Exercise description:
Which lines in the entries below contain the string "What"? Show each of them in full.

Record excerpts:
═══
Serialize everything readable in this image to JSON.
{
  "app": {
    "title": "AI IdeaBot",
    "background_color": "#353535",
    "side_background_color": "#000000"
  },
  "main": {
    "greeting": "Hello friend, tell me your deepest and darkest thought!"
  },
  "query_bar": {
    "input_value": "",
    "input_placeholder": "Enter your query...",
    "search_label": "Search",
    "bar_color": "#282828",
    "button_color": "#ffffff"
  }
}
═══
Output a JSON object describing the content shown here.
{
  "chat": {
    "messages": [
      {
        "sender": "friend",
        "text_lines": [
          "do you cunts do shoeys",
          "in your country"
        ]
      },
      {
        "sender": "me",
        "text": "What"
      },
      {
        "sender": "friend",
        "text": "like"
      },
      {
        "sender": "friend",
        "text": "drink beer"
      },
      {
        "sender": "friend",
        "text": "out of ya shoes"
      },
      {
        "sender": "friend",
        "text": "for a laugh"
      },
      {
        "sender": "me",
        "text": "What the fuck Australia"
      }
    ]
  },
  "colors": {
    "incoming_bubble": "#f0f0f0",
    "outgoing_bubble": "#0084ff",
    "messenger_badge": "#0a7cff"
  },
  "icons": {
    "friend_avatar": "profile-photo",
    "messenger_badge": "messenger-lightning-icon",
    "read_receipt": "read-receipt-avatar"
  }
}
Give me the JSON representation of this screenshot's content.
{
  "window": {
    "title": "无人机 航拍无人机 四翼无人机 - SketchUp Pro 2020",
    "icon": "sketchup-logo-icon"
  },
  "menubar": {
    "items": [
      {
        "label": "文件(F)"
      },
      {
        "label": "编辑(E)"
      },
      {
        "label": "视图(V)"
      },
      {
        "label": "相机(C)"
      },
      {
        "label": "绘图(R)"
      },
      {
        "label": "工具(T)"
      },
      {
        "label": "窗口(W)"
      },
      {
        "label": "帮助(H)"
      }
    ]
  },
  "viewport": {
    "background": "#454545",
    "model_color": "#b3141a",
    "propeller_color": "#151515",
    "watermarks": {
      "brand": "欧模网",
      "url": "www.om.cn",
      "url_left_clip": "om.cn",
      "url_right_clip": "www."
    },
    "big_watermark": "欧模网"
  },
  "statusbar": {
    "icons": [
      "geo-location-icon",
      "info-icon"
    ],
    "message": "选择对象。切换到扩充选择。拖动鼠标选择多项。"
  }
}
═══
Expected answer:
        "text": "What"
        "text": "What the fuck Australia"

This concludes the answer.